Ten years later in 1901 the street was numbered and several of the houses still had the same occupants: at 29 was still Mr Huntington, at number 33 was Mr Steele and the Depledge families lived at 16, 20 and 26. It was still largely a street occupied by mariners: Robert Alcock, George Gill, William Blakey, Albert Watson, George Arnold and Thomas Eyre all made their livings by going to sea.
Walter Dixie, who had originally come to Goole in 1864 as a ten year old boy and lived in a wooden hut with his father, a navvy working on the Staddlethorpe to Thorne railway line, was in 1901 living in his own house now identified as number two Richard Cooper Street.
And living nearby at number one Phoenix Street, with his widowed daughter was Richard Cooper himself. In 1891 he had sold his Hook road works to Messrs Earle of Hull, shipbuilders. They expanded the premises, installing new machinery and even electric lighting but times were competitive and the firm went into voluntary liquidation in 1900, putting 70 Goole men out of work.
Mrs Ann Cooper did not live to see this sad day, dying in 1892 and Richard Cooper then moved to live with his eldest daughter Mrs Minnie Cluff. Mr Cooper died in 1908 aged 82.
This was his obituary in the Goole Times
Goole Times March 27th 1908
Death of a Goole Tradesman.- Our readers will learn with regret the news of the death of Mr. Richard Cooper, a retired tradesman of the town, which occurred on Monday at the residence of his daughter, Mrs. Cluff, Phoenix-street.
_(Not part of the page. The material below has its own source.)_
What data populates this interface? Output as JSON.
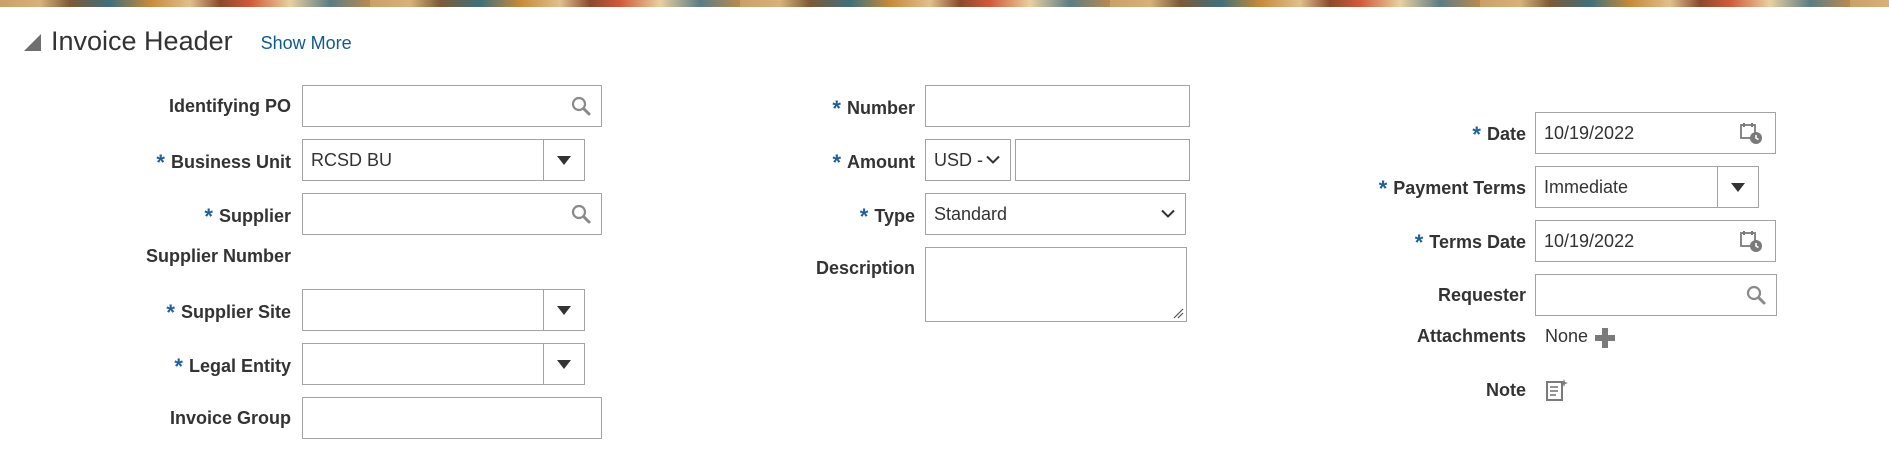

For many years the deceased carried on business as an ironmonger in Aire-street, from which he retired some years ago. Although he took no active interest in the municipal affairs of the town, Mr. Cooper was ever ready to promote its welfare, and was connected with the engineering works which he built in Hook-road. He had built considerable property in the East Ward, one street being named after him. Mr. Cooper had been in failing health for a considerable time, and latterly was confined to bed, and died as stated at the advanced age of 82.
At the time that the new houses were built on the site of these two streets several of us as local historians signed a letter which was printed in the Goole Times asking that new street names should reflect the town's heritage. So maybe one day Goole will remember Phoenix Street and Richard Cooper.